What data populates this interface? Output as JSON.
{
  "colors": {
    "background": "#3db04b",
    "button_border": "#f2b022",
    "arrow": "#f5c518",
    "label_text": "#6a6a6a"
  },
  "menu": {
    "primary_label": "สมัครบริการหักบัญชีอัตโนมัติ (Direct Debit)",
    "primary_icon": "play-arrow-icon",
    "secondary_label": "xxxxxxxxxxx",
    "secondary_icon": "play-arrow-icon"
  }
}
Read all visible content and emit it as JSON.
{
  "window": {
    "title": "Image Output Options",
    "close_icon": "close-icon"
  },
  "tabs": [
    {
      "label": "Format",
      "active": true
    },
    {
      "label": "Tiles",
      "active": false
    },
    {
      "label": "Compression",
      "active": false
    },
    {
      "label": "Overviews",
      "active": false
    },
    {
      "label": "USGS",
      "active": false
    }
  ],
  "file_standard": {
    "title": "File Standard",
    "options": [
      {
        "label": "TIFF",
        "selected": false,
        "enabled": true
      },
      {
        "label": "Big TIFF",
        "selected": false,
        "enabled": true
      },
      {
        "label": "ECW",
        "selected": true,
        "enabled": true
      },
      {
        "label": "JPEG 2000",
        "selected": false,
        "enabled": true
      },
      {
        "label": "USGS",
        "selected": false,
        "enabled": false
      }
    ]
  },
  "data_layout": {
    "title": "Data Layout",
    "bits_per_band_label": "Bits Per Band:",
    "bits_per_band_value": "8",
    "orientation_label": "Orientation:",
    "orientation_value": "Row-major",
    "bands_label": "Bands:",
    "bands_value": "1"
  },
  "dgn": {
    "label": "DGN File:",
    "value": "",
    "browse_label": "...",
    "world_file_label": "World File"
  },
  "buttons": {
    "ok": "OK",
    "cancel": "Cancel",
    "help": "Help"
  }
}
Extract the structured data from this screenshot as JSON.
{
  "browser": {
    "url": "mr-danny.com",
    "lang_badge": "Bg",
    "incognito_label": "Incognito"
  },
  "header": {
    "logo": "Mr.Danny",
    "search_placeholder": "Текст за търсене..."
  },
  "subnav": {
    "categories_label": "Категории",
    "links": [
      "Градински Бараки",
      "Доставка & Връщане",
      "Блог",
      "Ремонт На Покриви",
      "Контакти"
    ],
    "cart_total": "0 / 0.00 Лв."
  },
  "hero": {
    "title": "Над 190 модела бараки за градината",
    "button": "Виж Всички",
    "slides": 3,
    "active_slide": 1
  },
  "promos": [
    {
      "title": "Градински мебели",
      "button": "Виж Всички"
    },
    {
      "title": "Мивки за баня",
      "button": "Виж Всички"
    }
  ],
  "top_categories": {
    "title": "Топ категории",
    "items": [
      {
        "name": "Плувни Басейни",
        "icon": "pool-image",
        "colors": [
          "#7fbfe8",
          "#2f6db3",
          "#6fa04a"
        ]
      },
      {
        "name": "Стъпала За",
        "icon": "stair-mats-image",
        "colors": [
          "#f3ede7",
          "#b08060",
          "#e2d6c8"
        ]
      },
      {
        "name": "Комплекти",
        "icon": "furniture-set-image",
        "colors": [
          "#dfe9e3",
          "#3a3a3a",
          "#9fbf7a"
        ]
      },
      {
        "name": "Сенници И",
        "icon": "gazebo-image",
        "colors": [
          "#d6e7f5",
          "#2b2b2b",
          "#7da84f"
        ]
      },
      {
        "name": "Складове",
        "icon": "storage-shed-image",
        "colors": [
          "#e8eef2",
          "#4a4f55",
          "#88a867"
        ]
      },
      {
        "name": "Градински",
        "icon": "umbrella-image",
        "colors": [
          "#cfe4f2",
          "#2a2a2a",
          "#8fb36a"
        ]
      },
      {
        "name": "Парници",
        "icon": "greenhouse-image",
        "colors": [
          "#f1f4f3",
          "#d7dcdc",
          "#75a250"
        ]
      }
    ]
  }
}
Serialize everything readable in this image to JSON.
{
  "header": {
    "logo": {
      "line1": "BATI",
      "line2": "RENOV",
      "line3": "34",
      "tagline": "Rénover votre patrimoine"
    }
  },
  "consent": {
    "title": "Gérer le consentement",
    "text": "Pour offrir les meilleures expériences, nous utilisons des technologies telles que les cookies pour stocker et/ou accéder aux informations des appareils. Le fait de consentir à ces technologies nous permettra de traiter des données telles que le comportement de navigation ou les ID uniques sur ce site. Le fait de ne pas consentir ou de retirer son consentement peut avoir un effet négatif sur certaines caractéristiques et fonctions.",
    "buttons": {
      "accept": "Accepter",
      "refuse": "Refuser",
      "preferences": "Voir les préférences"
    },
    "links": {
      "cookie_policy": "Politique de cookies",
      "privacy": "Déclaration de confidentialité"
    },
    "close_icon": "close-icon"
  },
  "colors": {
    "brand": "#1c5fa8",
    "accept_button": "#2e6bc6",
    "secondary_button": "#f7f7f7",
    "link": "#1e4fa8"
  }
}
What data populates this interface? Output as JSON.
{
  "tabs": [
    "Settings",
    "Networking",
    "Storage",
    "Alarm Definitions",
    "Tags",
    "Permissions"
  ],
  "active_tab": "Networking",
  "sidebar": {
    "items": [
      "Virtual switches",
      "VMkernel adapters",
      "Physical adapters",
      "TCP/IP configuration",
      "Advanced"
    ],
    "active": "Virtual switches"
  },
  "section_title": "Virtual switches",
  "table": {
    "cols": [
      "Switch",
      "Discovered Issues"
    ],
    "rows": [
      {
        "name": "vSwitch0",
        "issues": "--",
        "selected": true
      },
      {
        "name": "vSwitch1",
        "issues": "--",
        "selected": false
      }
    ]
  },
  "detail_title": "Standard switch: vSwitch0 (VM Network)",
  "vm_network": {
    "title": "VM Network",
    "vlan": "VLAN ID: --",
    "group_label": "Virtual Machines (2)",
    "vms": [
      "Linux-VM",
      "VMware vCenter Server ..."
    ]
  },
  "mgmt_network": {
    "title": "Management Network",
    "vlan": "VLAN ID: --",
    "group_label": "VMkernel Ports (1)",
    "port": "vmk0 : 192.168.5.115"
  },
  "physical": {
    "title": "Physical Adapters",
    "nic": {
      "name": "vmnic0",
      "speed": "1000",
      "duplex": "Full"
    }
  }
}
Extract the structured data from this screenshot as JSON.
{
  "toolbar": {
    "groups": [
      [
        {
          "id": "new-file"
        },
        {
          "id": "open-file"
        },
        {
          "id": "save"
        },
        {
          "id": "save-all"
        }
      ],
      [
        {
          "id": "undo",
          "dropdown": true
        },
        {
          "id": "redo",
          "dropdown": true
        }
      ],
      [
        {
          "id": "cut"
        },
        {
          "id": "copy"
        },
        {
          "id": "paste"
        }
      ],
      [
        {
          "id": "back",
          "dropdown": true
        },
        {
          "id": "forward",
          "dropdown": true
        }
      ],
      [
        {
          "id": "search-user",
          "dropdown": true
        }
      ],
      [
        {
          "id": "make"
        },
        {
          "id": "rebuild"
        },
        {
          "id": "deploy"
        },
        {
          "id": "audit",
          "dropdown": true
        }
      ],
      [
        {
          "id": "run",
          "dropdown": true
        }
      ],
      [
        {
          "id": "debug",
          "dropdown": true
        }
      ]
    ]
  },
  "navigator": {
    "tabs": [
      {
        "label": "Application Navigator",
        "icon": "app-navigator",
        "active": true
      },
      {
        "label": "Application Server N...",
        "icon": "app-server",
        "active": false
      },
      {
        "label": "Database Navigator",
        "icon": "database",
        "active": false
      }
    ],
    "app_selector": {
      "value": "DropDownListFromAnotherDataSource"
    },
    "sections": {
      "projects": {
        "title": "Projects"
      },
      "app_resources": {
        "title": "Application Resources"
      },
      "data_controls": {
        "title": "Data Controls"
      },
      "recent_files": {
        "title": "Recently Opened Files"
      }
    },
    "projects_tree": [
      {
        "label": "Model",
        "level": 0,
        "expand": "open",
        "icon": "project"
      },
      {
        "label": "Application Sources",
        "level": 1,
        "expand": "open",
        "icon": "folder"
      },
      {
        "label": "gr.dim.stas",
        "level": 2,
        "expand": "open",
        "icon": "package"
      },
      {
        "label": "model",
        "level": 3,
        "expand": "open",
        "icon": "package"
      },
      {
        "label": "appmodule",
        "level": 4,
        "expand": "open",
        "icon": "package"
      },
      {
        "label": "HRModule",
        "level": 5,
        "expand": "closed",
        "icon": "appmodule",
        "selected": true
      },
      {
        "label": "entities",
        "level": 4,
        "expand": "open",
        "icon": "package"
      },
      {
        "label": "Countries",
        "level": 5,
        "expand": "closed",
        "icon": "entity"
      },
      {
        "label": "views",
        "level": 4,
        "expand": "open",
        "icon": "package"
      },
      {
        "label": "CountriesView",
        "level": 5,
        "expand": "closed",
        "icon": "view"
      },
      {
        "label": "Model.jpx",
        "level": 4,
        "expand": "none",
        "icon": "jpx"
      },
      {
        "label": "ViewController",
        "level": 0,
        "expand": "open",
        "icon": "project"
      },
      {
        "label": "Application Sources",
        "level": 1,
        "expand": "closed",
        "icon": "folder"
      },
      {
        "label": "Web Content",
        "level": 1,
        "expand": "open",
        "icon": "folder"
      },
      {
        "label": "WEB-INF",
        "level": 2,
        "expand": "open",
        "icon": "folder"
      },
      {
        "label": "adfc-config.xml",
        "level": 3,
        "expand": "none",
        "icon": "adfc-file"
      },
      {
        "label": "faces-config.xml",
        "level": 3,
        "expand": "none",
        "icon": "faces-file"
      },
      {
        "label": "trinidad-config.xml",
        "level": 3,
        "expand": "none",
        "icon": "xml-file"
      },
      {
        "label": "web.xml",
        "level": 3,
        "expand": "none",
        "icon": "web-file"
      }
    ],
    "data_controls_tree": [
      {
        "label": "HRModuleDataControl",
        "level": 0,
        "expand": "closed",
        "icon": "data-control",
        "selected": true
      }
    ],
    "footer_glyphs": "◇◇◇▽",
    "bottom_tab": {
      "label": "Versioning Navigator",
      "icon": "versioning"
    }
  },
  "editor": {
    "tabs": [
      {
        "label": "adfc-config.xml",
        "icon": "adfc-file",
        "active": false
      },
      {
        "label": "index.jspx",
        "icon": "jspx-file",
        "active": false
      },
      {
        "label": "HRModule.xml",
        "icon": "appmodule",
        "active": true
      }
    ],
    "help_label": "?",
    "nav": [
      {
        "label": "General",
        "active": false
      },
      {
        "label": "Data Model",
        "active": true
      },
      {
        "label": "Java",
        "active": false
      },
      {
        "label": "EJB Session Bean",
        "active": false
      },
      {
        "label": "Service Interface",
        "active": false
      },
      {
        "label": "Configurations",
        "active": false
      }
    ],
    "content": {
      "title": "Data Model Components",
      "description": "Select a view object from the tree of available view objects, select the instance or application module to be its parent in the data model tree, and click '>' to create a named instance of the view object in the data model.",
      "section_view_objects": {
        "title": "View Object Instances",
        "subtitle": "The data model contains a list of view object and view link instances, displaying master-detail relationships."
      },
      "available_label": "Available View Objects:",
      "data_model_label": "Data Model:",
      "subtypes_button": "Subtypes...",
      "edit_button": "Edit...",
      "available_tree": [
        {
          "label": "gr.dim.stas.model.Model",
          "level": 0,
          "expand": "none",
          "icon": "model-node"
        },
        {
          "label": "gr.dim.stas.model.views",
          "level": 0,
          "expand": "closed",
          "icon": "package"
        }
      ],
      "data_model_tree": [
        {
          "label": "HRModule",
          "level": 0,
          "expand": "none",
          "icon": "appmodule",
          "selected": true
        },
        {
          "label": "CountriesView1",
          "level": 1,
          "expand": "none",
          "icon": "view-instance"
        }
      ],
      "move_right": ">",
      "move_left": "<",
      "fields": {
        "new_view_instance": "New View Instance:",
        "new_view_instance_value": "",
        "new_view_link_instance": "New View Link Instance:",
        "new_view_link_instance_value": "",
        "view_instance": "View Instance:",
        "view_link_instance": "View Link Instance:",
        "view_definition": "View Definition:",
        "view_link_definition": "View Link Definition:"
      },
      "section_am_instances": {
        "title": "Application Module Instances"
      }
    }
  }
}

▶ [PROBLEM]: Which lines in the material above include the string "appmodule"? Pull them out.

▶ [ANSWER FOR THE TASK]:
        "label": "appmodule",
        "icon": "appmodule",
        "icon": "appmodule",
          "icon": "appmodule",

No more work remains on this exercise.